Leaving the pictures aside, reproduce the data in full and word for word.
[Opening Input for this task section]
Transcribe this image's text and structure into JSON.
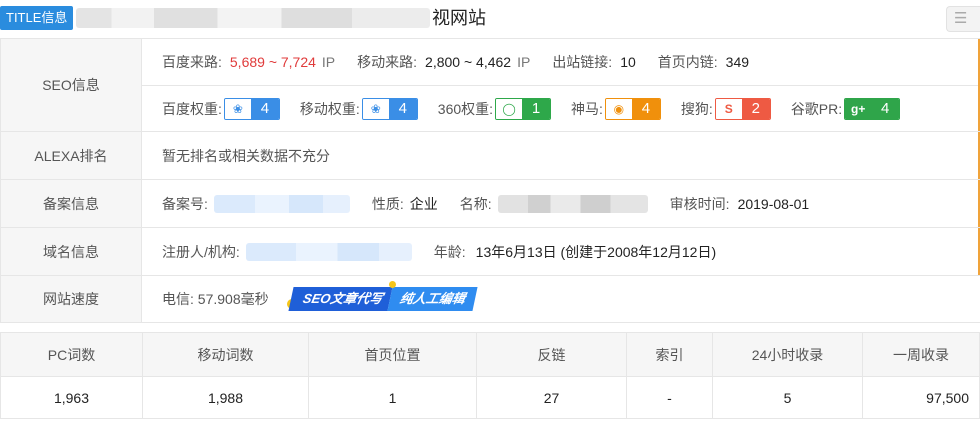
{
  "title_bar": {
    "tag": "TITLE信息",
    "title_suffix": "视网站",
    "corner_icon": "layers-icon"
  },
  "seo": {
    "label": "SEO信息",
    "baidu_traffic_label": "百度来路:",
    "baidu_traffic_value": "5,689 ~ 7,724",
    "baidu_traffic_unit": "IP",
    "mobile_traffic_label": "移动来路:",
    "mobile_traffic_value": "2,800 ~ 4,462",
    "mobile_traffic_unit": "IP",
    "outbound_label": "出站链接:",
    "outbound_value": "10",
    "home_links_label": "首页内链:",
    "home_links_value": "349",
    "weights": [
      {
        "label": "百度权重:",
        "value": "4",
        "icon": "paw-icon",
        "color": "#3a8ee6"
      },
      {
        "label": "移动权重:",
        "value": "4",
        "icon": "paw-icon",
        "color": "#3a8ee6"
      },
      {
        "label": "360权重:",
        "value": "1",
        "icon": "ring-icon",
        "color": "#2ea84a"
      },
      {
        "label": "神马:",
        "value": "4",
        "icon": "owl-icon",
        "color": "#f0900c"
      },
      {
        "label": "搜狗:",
        "value": "2",
        "icon": "sogou-icon",
        "color": "#ee5a43"
      },
      {
        "label": "谷歌PR:",
        "value": "4",
        "icon": "google-plus-icon",
        "color": "#2fa54a"
      }
    ]
  },
  "alexa": {
    "label": "ALEXA排名",
    "value": "暂无排名或相关数据不充分"
  },
  "icp": {
    "label": "备案信息",
    "number_label": "备案号:",
    "nature_label": "性质:",
    "nature_value": "企业",
    "name_label": "名称:",
    "review_label": "审核时间:",
    "review_value": "2019-08-01"
  },
  "domain": {
    "label": "域名信息",
    "registrant_label": "注册人/机构:",
    "age_label": "年龄:",
    "age_value": "13年6月13日 (创建于2008年12月12日)"
  },
  "speed": {
    "label": "网站速度",
    "value": "电信: 57.908毫秒",
    "promo_left": "SEO文章代写",
    "promo_right": "纯人工编辑"
  },
  "stats": {
    "headers": [
      "PC词数",
      "移动词数",
      "首页位置",
      "反链",
      "索引",
      "24小时收录",
      "一周收录"
    ],
    "row": [
      "1,963",
      "1,988",
      "1",
      "27",
      "-",
      "5",
      "97,500"
    ]
  }
}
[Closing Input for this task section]
- Result of the exercise
Transcribe this image's text and structure into JSON.
{
  "title_bar": {
    "tag": "TITLE信息",
    "title_suffix": "视网站",
    "corner_icon": "layers-icon"
  },
  "seo": {
    "label": "SEO信息",
    "baidu_traffic_label": "百度来路:",
    "baidu_traffic_value": "5,689 ~ 7,724",
    "baidu_traffic_unit": "IP",
    "mobile_traffic_label": "移动来路:",
    "mobile_traffic_value": "2,800 ~ 4,462",
    "mobile_traffic_unit": "IP",
    "outbound_label": "出站链接:",
    "outbound_value": "10",
    "home_links_label": "首页内链:",
    "home_links_value": "349",
    "weights": [
      {
        "label": "百度权重:",
        "value": "4",
        "icon": "paw-icon",
        "color": "#3a8ee6"
      },
      {
        "label": "移动权重:",
        "value": "4",
        "icon": "paw-icon",
        "color": "#3a8ee6"
      },
      {
        "label": "360权重:",
        "value": "1",
        "icon": "ring-icon",
        "color": "#2ea84a"
      },
      {
        "label": "神马:",
        "value": "4",
        "icon": "owl-icon",
        "color": "#f0900c"
      },
      {
        "label": "搜狗:",
        "value": "2",
        "icon": "sogou-icon",
        "color": "#ee5a43"
      },
      {
        "label": "谷歌PR:",
        "value": "4",
        "icon": "google-plus-icon",
        "color": "#2fa54a"
      }
    ]
  },
  "alexa": {
    "label": "ALEXA排名",
    "value": "暂无排名或相关数据不充分"
  },
  "icp": {
    "label": "备案信息",
    "number_label": "备案号:",
    "nature_label": "性质:",
    "nature_value": "企业",
    "name_label": "名称:",
    "review_label": "审核时间:",
    "review_value": "2019-08-01"
  },
  "domain": {
    "label": "域名信息",
    "registrant_label": "注册人/机构:",
    "age_label": "年龄:",
    "age_value": "13年6月13日 (创建于2008年12月12日)"
  },
  "speed": {
    "label": "网站速度",
    "value": "电信: 57.908毫秒",
    "promo_left": "SEO文章代写",
    "promo_right": "纯人工编辑"
  },
  "stats": {
    "headers": [
      "PC词数",
      "移动词数",
      "首页位置",
      "反链",
      "索引",
      "24小时收录",
      "一周收录"
    ],
    "row": [
      "1,963",
      "1,988",
      "1",
      "27",
      "-",
      "5",
      "97,500"
    ]
  }
}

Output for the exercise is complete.